When our team first began the “work from home” schedule, we believed it would be two, maybe three weeks. We were wrong. Several months later and we are still operating from our home offices and we are not alone. Corporations across the country have implemented a “work from home” mandate, some even looking to 2021 before bringing employees back into an office environment.
The COVID-19 pandemic has altered our “normal” lives on so many levels, business is now conducted in a manner that is drastically different. Personally, I am thrilled with how our team adjusted. We are as productive as ever and we have found a rhythm to what many refer to as a “new normal.” Throughout the past several months, here is what we have witnessed. For some this opportunity to work in their own space is a dream come true, for others it’s truly challenging. It’s especially difficult for those with children at home. Fortunately, there is both a science and an art to remaining productive while working from home. There is a huge body of research regarding productivity, but the trick is to experiment and find what works best for you.
First and foremost, it’s important to have a dedicated space for work that you can use each day. In a perfect world this would be a home office, or a table in a spare bedroom away from any distraction or noise. This of course, allows for greater focus but, it also helps set the stage for when it’s time to work.

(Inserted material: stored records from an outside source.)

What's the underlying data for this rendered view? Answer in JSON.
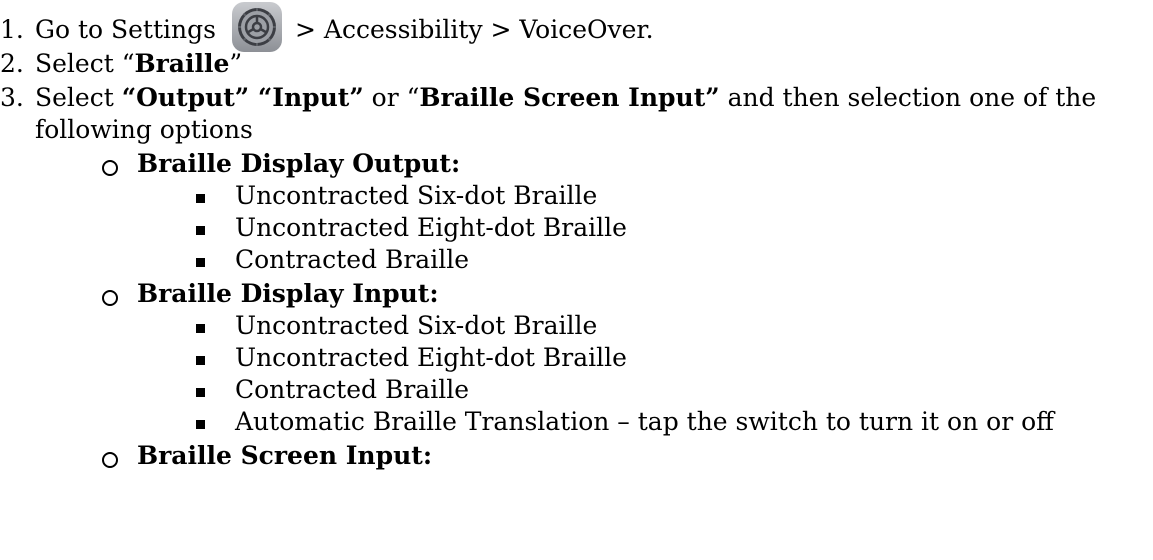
{
  "steps": [
    {
      "num": "1.",
      "parts": [
        "Go to Settings",
        "> Accessibility > VoiceOver."
      ]
    },
    {
      "num": "2.",
      "pre": "Select “",
      "bold": "Braille",
      "post": "”"
    },
    {
      "num": "3.",
      "pre": "Select ",
      "bold1": "“Output” “Input”",
      "mid": " or “",
      "bold2": "Braille Screen Input”",
      "post": " and then selection one of the",
      "cont": "following options"
    }
  ],
  "icon": "settings-gear-icon",
  "sections": [
    {
      "title": "Braille Display Output:",
      "items": [
        "Uncontracted Six-dot Braille",
        "Uncontracted Eight-dot Braille",
        "Contracted Braille"
      ]
    },
    {
      "title": "Braille Display Input:",
      "items": [
        "Uncontracted Six-dot Braille",
        "Uncontracted Eight-dot Braille",
        "Contracted Braille",
        "Automatic Braille Translation – tap the switch to turn it on or off"
      ]
    },
    {
      "title": "Braille Screen Input:",
      "items": []
    }
  ]
}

When you leave your work space, then it’s time for life.
Set a schedule. Work and home life have the potential to blur together into an endless quasi workday. Set a clear end to the work day. This helps to create a clear separation between work and life. Make them separate. If you think of something work related jot it down on a notepad for the next work period and go back to your downtime. During your workday, set regular short breaks. There are many theories about how often or how long these breaks should be, but find what works best for you. Work for an hour, then take a ten minute break. If you have pets or kids, these regular breaks are a great time to check in.
Identify your own productivity rhythms. If you are a morning person, then schedule your heavy work for the AM, and then check your emails and return calls after lunch. Part of working from home productively is holding yourself accountable. Set daily and weekly goals to keep yourself on track. Meet virtually with your boss once a week to check in, and more frequently with other coworkers. Working from home can be lonely and isolating for some. A video chat is an excellent way to stay connected and on the same page. Use these meetings to go over work, set new goals, and add a human element to your work day.
In all honesty, the most difficult part has been missing the casual interactions with clients, enjoying conversation over breakfast or lunch. Now, we meet virtually via Zoom. It works, but I certainly look forward to the day when we can meet again in person and share a cup of coffee! Stay well.